Extracted data —
•••••

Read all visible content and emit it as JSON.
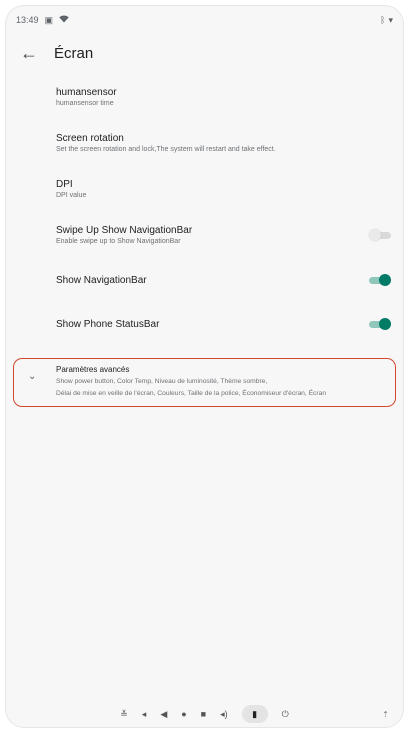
{
  "status_bar": {
    "time": "13:49",
    "right_icons": [
      "bluetooth-icon",
      "signal-icon"
    ]
  },
  "header": {
    "back_icon": "arrow-left-icon",
    "title": "Écran"
  },
  "settings": [
    {
      "title": "humansensor",
      "subtitle": "humansensor time"
    },
    {
      "title": "Screen rotation",
      "subtitle": "Set the screen rotation and lock,The system will restart and take effect."
    },
    {
      "title": "DPI",
      "subtitle": "DPI value"
    },
    {
      "title": "Swipe Up Show NavigationBar",
      "subtitle": "Enable swipe up to Show NavigationBar",
      "toggle": false
    },
    {
      "title": "Show NavigationBar",
      "subtitle": "",
      "toggle": true
    },
    {
      "title": "Show Phone StatusBar",
      "subtitle": "",
      "toggle": true
    }
  ],
  "advanced": {
    "title": "Paramètres avancés",
    "summary_line1": "Show power button, Color Temp, Niveau de luminosité, Thème sombre,",
    "summary_line2": "Délai de mise en veille de l'écran, Couleurs, Taille de la police, Économiseur d'écran, Écran"
  },
  "colors": {
    "accent": "#017a66",
    "highlight_border": "#d1492d"
  },
  "navbar_icons": [
    "collapse-icon",
    "volume-down-icon",
    "back-icon",
    "home-icon",
    "recents-icon",
    "volume-up-icon",
    "screenshot-icon",
    "power-icon",
    "gesture-icon"
  ]
}
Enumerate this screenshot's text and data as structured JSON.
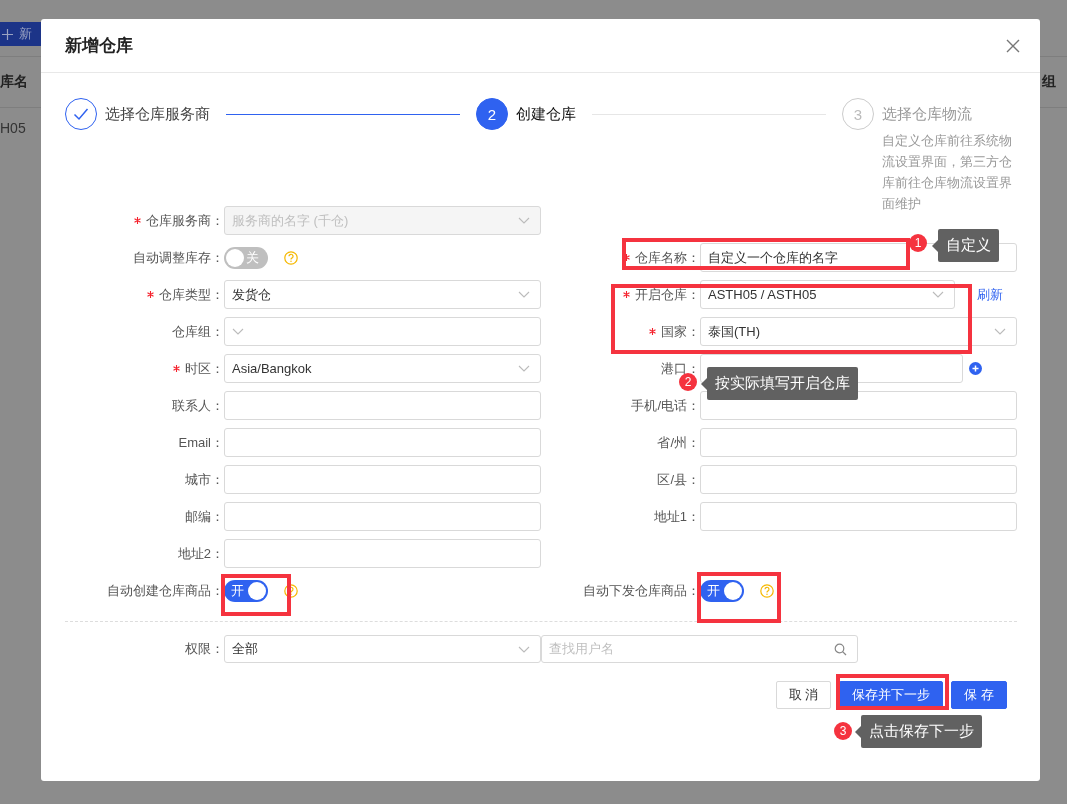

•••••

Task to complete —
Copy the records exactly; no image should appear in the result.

Answer to this task —
Read all visible content and emit it as JSON.
{
  "status_bar": {
    "time": "13:49",
    "right_icons": [
      "bluetooth-icon",
      "signal-icon"
    ]
  },
  "header": {
    "back_icon": "arrow-left-icon",
    "title": "Écran"
  },
  "settings": [
    {
      "title": "humansensor",
      "subtitle": "humansensor time"
    },
    {
      "title": "Screen rotation",
      "subtitle": "Set the screen rotation and lock,The system will restart and take effect."
    },
    {
      "title": "DPI",
      "subtitle": "DPI value"
    },
    {
      "title": "Swipe Up Show NavigationBar",
      "subtitle": "Enable swipe up to Show NavigationBar",
      "toggle": false
    },
    {
      "title": "Show NavigationBar",
      "subtitle": "",
      "toggle": true
    },
    {
      "title": "Show Phone StatusBar",
      "subtitle": "",
      "toggle": true
    }
  ],
  "advanced": {
    "title": "Paramètres avancés",
    "summary_line1": "Show power button, Color Temp, Niveau de luminosité, Thème sombre,",
    "summary_line2": "Délai de mise en veille de l'écran, Couleurs, Taille de la police, Économiseur d'écran, Écran"
  },
  "colors": {
    "accent": "#017a66",
    "highlight_border": "#d1492d"
  },
  "navbar_icons": [
    "collapse-icon",
    "volume-down-icon",
    "back-icon",
    "home-icon",
    "recents-icon",
    "volume-up-icon",
    "screenshot-icon",
    "power-icon",
    "gesture-icon"
  ]
}
Enumerate this screenshot's text and data as structured JSON.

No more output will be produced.